Return the entries exactly. Images are not part of the copy.

Stored entries:
= = = = = = =
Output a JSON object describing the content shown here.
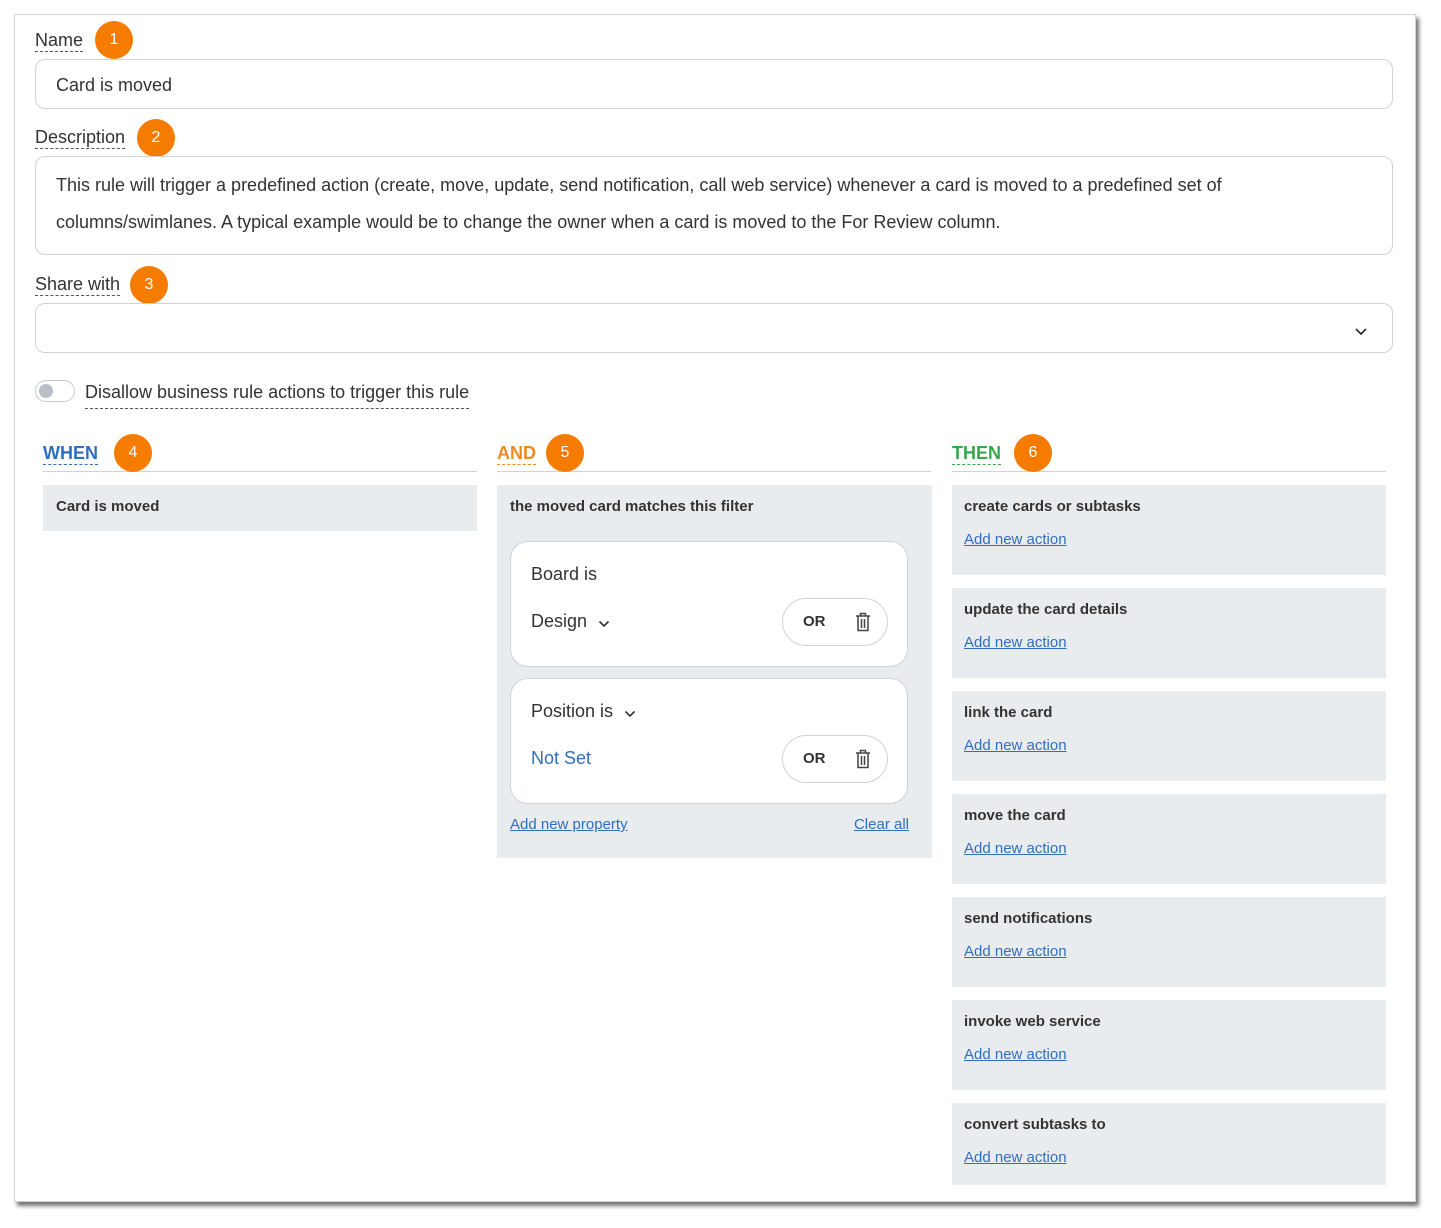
{
  "name": {
    "label": "Name",
    "badge": "1",
    "value": "Card is moved"
  },
  "description": {
    "label": "Description",
    "badge": "2",
    "line1": "This rule will trigger a predefined action (create, move, update, send notification, call web service) whenever a card is moved to a predefined set of",
    "line2": "columns/swimlanes. A typical example would be to change the owner when a card is moved to the For Review column."
  },
  "share": {
    "label": "Share with",
    "badge": "3",
    "value": "",
    "icon": "chevron-down-icon"
  },
  "toggle": {
    "label": "Disallow business rule actions to trigger this rule",
    "checked": false
  },
  "colors": {
    "accent": "#f57c00",
    "when": "#2f6fbf",
    "and": "#f08a1c",
    "then": "#3aa64a",
    "link": "#2f6fbf",
    "panel": "#e9ecef"
  },
  "when": {
    "title": "WHEN",
    "badge": "4",
    "item": "Card is moved"
  },
  "and": {
    "title": "AND",
    "badge": "5",
    "panel_title": "the moved card matches this filter",
    "filters": [
      {
        "label": "Board is",
        "value": "Design",
        "or": "OR"
      },
      {
        "label": "Position is",
        "value": "Not Set",
        "or": "OR"
      }
    ],
    "add_property": "Add new property",
    "clear_all": "Clear all"
  },
  "then": {
    "title": "THEN",
    "badge": "6",
    "add_action": "Add new action",
    "items": [
      "create cards or subtasks",
      "update the card details",
      "link the card",
      "move the card",
      "send notifications",
      "invoke web service",
      "convert subtasks to"
    ]
  }
}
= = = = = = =
→ **SOLUTION TO THE PROBLEM**:
Output a JSON object describing the content shown here.
{
  "name": {
    "label": "Name",
    "badge": "1",
    "value": "Card is moved"
  },
  "description": {
    "label": "Description",
    "badge": "2",
    "line1": "This rule will trigger a predefined action (create, move, update, send notification, call web service) whenever a card is moved to a predefined set of",
    "line2": "columns/swimlanes. A typical example would be to change the owner when a card is moved to the For Review column."
  },
  "share": {
    "label": "Share with",
    "badge": "3",
    "value": "",
    "icon": "chevron-down-icon"
  },
  "toggle": {
    "label": "Disallow business rule actions to trigger this rule",
    "checked": false
  },
  "colors": {
    "accent": "#f57c00",
    "when": "#2f6fbf",
    "and": "#f08a1c",
    "then": "#3aa64a",
    "link": "#2f6fbf",
    "panel": "#e9ecef"
  },
  "when": {
    "title": "WHEN",
    "badge": "4",
    "item": "Card is moved"
  },
  "and": {
    "title": "AND",
    "badge": "5",
    "panel_title": "the moved card matches this filter",
    "filters": [
      {
        "label": "Board is",
        "value": "Design",
        "or": "OR"
      },
      {
        "label": "Position is",
        "value": "Not Set",
        "or": "OR"
      }
    ],
    "add_property": "Add new property",
    "clear_all": "Clear all"
  },
  "then": {
    "title": "THEN",
    "badge": "6",
    "add_action": "Add new action",
    "items": [
      "create cards or subtasks",
      "update the card details",
      "link the card",
      "move the card",
      "send notifications",
      "invoke web service",
      "convert subtasks to"
    ]
  }
}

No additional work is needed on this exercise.